Queen Victoria was an advocate of extreme modesty unlike her predecessor (King William IV; the rogue king)
Clothing and behavior were modest
Love and sex were taboo topics
Fit in with the gender roles
Courtship and Romance were limited
Young women in this sphere were rarely left alone with men
“Dating” usually consisted of supervised visits at a young woman’s home or walks in large groups.
Any romantic interest lead to marriage.
"Old money" was land holdings and family history. Anything that was tradition rather than new to the industrial age.
"New money" was net worth. Tangible money rather than family assets.
Society valued "old money" more than "new money". Some professions were valued more than others even if they earned less
"Old Money" vs "New Money"
Emphasis of propriety lead to one's reputation being extremely important
Society had a detailed code of manners and etiquette (ex: "Our Deportment: Or, the Manners, Conduct and Dress of the Most Refined Society," by John H. Young )
Tied in with Christian ideals ( manners represented the core ideals of Christianity and would promote goodwill and peace within humanity at large.)
Science and Technology
Victorian art was produced by a series of artists who were mainly focused on the popularity of England's high-fashion and modern elegance, inspired by industrial growth
Lead to art that had a sense of modernity, finery and elegant etiquette
"high culture" was often expressed in art
Realism-centric style (Greek and Roman style art)
Brighter colours and more emotional strokes
Realistic details (shadows and form)
Important Features
Brighter colour and emotional significance
Attention to detail and precision

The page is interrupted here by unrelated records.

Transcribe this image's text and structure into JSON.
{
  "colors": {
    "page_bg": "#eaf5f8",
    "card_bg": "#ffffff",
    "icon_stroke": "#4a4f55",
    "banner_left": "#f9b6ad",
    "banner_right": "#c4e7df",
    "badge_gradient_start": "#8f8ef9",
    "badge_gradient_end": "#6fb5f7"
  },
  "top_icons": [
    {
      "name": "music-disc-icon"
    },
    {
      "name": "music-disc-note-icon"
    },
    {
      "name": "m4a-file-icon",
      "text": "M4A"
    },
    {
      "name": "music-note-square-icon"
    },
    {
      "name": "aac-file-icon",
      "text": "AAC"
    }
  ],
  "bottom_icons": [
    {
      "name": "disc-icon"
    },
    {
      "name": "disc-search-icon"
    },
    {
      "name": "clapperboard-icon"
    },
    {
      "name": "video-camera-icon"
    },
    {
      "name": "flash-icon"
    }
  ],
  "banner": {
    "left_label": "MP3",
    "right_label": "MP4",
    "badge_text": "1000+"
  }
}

Countryside of England and more rural common man sights
More elegant
Classical elements of art
Art style varied a lot
Technological innovations particularly photographic and architectural changed styles
Changing views on decorum and aesthetics
Emotional and powerful art become more important to popular culture
0:00 & 9:18
Aspects of Literature
Charles Dickens (1812–1870)
Tale of Two Cities
Great Expectations
Emily Brontë (1818–1848)
Wuthering Heights
Lewis Carroll (1832–1898)
Alice in Wonderland
George Bernard Shaw (1856–1950)
Bram Stoker (1847–1912)
H.G. Wells (1866–1946)
War of Worlds
The class you were in determined what food you ate.
The poor had little food to eat, often only eating rotten vegetables and various forms of potato.
The lower to middle class ate a fair diet of meat, vegetables, and fresh milk.
The upper class usually ate meat and cheese daily, and often were very wasteful with their food.
Scientific discoveries during this period resulted in major developments towards the technologies and ideas of today.
Important figures from this time include:
Charles Darwin
Thomas Edison
Caroline Herschel
Sigmund Freud
Ada Lovelace
William Thomson, The Honorable Lord Kelvin
Georges Cuvier
Nikola Tesla
and eat :3
Freud and his Work
Freud's many works include:
Creation of Psychoanalysis
Explored significance of dreams and the unconcious
Oedipus Complex/Sexuality
Published The Interpretation of Dreams.
Ada Lovelace
Daughter of Lord Byron and Anna Milbanke.
Known as the world's first computer programmer.
Predicted machines would be able to compose music, produce graphics and other functions.
Influenced by Charles Babbage, inventor of the Analytical Machine.
Wrote a program for the Analytical Machine.
Charles Darwin
Theory of evolution during his five year voyage around the worlds.
Finch studies
Detailed his theory in the book On Origin of Species.
Incredibly groundbreaking and new theory.
Full transcript